== EXERCISE INPUTS ==

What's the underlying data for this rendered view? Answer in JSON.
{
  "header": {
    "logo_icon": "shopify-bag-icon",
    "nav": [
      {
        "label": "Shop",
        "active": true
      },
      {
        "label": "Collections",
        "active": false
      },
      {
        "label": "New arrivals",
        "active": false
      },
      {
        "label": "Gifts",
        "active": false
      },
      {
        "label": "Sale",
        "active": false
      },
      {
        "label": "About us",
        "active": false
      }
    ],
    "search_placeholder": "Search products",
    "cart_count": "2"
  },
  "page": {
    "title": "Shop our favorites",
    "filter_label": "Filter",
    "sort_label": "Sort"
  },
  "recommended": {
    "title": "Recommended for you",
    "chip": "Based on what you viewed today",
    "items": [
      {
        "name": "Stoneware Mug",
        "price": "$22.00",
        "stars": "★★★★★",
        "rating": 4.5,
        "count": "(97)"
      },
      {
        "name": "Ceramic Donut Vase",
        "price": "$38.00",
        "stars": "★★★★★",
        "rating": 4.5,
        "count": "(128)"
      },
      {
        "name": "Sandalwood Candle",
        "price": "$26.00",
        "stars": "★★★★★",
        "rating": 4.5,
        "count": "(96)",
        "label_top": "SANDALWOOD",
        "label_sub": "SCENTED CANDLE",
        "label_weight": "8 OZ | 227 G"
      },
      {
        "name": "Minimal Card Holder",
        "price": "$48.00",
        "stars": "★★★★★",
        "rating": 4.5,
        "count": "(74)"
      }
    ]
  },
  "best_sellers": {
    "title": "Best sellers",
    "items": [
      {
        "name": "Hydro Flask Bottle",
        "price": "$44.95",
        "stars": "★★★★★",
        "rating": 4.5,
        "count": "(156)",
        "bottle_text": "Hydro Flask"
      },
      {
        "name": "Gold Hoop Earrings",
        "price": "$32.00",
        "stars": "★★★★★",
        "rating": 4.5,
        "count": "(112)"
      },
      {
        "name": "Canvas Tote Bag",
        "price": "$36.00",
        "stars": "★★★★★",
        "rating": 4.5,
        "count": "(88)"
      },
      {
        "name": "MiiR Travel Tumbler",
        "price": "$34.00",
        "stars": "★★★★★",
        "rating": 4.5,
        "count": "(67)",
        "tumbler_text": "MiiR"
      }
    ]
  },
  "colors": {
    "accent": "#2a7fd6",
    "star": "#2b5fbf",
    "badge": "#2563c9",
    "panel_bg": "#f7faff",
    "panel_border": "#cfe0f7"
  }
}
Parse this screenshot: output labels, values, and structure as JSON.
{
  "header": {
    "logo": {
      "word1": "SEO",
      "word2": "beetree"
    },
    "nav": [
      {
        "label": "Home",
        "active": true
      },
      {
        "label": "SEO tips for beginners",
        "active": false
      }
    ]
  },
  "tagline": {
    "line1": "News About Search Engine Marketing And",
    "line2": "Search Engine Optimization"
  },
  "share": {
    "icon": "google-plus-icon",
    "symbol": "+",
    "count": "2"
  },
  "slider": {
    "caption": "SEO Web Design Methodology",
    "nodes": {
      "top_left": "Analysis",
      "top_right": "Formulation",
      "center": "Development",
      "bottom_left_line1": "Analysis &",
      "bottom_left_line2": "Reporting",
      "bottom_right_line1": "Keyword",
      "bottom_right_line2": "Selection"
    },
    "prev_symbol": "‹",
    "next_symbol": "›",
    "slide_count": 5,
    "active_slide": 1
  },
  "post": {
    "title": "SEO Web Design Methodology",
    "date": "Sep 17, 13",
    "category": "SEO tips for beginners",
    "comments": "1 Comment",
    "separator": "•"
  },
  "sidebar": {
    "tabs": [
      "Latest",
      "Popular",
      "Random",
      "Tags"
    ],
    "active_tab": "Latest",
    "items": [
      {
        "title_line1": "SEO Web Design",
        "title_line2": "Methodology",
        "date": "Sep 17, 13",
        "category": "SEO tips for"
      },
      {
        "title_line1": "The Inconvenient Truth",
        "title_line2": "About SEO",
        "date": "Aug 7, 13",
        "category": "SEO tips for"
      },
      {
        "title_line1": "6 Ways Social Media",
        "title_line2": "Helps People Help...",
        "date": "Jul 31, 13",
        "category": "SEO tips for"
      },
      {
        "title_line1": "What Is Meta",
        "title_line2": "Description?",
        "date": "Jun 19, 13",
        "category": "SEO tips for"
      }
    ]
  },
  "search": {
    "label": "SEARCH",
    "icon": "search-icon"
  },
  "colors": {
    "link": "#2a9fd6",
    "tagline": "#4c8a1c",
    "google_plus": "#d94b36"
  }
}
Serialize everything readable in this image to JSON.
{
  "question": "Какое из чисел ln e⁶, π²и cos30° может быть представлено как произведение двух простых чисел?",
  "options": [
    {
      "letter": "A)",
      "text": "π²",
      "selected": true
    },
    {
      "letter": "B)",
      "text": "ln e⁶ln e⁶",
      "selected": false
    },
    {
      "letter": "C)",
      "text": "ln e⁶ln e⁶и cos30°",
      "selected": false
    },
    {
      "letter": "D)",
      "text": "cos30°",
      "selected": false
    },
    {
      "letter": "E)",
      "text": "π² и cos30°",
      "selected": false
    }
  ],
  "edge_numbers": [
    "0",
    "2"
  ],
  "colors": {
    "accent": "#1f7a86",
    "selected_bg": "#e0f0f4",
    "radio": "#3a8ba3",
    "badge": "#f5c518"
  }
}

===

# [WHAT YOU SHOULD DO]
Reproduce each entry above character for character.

# [THE COMPLETED TASK]
What's the underlying data for this rendered view? Answer in JSON.
{
  "header": {
    "logo_icon": "shopify-bag-icon",
    "nav": [
      {
        "label": "Shop",
        "active": true
      },
      {
        "label": "Collections",
        "active": false
      },
      {
        "label": "New arrivals",
        "active": false
      },
      {
        "label": "Gifts",
        "active": false
      },
      {
        "label": "Sale",
        "active": false
      },
      {
        "label": "About us",
        "active": false
      }
    ],
    "search_placeholder": "Search products",
    "cart_count": "2"
  },
  "page": {
    "title": "Shop our favorites",
    "filter_label": "Filter",
    "sort_label": "Sort"
  },
  "recommended": {
    "title": "Recommended for you",
    "chip": "Based on what you viewed today",
    "items": [
      {
        "name": "Stoneware Mug",
        "price": "$22.00",
        "stars": "★★★★★",
        "rating": 4.5,
        "count": "(97)"
      },
      {
        "name": "Ceramic Donut Vase",
        "price": "$38.00",
        "stars": "★★★★★",
        "rating": 4.5,
        "count": "(128)"
      },
      {
        "name": "Sandalwood Candle",
        "price": "$26.00",
        "stars": "★★★★★",
        "rating": 4.5,
        "count": "(96)",
        "label_top": "SANDALWOOD",
        "label_sub": "SCENTED CANDLE",
        "label_weight": "8 OZ | 227 G"
      },
      {
        "name": "Minimal Card Holder",
        "price": "$48.00",
        "stars": "★★★★★",
        "rating": 4.5,
        "count": "(74)"
      }
    ]
  },
  "best_sellers": {
    "title": "Best sellers",
    "items": [
      {
        "name": "Hydro Flask Bottle",
        "price": "$44.95",
        "stars": "★★★★★",
        "rating": 4.5,
        "count": "(156)",
        "bottle_text": "Hydro Flask"
      },
      {
        "name": "Gold Hoop Earrings",
        "price": "$32.00",
        "stars": "★★★★★",
        "rating": 4.5,
        "count": "(112)"
      },
      {
        "name": "Canvas Tote Bag",
        "price": "$36.00",
        "stars": "★★★★★",
        "rating": 4.5,
        "count": "(88)"
      },
      {
        "name": "MiiR Travel Tumbler",
        "price": "$34.00",
        "stars": "★★★★★",
        "rating": 4.5,
        "count": "(67)",
        "tumbler_text": "MiiR"
      }
    ]
  },
  "colors": {
    "accent": "#2a7fd6",
    "star": "#2b5fbf",
    "badge": "#2563c9",
    "panel_bg": "#f7faff",
    "panel_border": "#cfe0f7"
  }
}
Parse this screenshot: output labels, values, and structure as JSON.
{
  "header": {
    "logo": {
      "word1": "SEO",
      "word2": "beetree"
    },
    "nav": [
      {
        "label": "Home",
        "active": true
      },
      {
        "label": "SEO tips for beginners",
        "active": false
      }
    ]
  },
  "tagline": {
    "line1": "News About Search Engine Marketing And",
    "line2": "Search Engine Optimization"
  },
  "share": {
    "icon": "google-plus-icon",
    "symbol": "+",
    "count": "2"
  },
  "slider": {
    "caption": "SEO Web Design Methodology",
    "nodes": {
      "top_left": "Analysis",
      "top_right": "Formulation",
      "center": "Development",
      "bottom_left_line1": "Analysis &",
      "bottom_left_line2": "Reporting",
      "bottom_right_line1": "Keyword",
      "bottom_right_line2": "Selection"
    },
    "prev_symbol": "‹",
    "next_symbol": "›",
    "slide_count": 5,
    "active_slide": 1
  },
  "post": {
    "title": "SEO Web Design Methodology",
    "date": "Sep 17, 13",
    "category": "SEO tips for beginners",
    "comments": "1 Comment",
    "separator": "•"
  },
  "sidebar": {
    "tabs": [
      "Latest",
      "Popular",
      "Random",
      "Tags"
    ],
    "active_tab": "Latest",
    "items": [
      {
        "title_line1": "SEO Web Design",
        "title_line2": "Methodology",
        "date": "Sep 17, 13",
        "category": "SEO tips for"
      },
      {
        "title_line1": "The Inconvenient Truth",
        "title_line2": "About SEO",
        "date": "Aug 7, 13",
        "category": "SEO tips for"
      },
      {
        "title_line1": "6 Ways Social Media",
        "title_line2": "Helps People Help...",
        "date": "Jul 31, 13",
        "category": "SEO tips for"
      },
      {
        "title_line1": "What Is Meta",
        "title_line2": "Description?",
        "date": "Jun 19, 13",
        "category": "SEO tips for"
      }
    ]
  },
  "search": {
    "label": "SEARCH",
    "icon": "search-icon"
  },
  "colors": {
    "link": "#2a9fd6",
    "tagline": "#4c8a1c",
    "google_plus": "#d94b36"
  }
}
Serialize everything readable in this image to JSON.
{
  "question": "Какое из чисел ln e⁶, π²и cos30° может быть представлено как произведение двух простых чисел?",
  "options": [
    {
      "letter": "A)",
      "text": "π²",
      "selected": true
    },
    {
      "letter": "B)",
      "text": "ln e⁶ln e⁶",
      "selected": false
    },
    {
      "letter": "C)",
      "text": "ln e⁶ln e⁶и cos30°",
      "selected": false
    },
    {
      "letter": "D)",
      "text": "cos30°",
      "selected": false
    },
    {
      "letter": "E)",
      "text": "π² и cos30°",
      "selected": false
    }
  ],
  "edge_numbers": [
    "0",
    "2"
  ],
  "colors": {
    "accent": "#1f7a86",
    "selected_bg": "#e0f0f4",
    "radio": "#3a8ba3",
    "badge": "#f5c518"
  }
}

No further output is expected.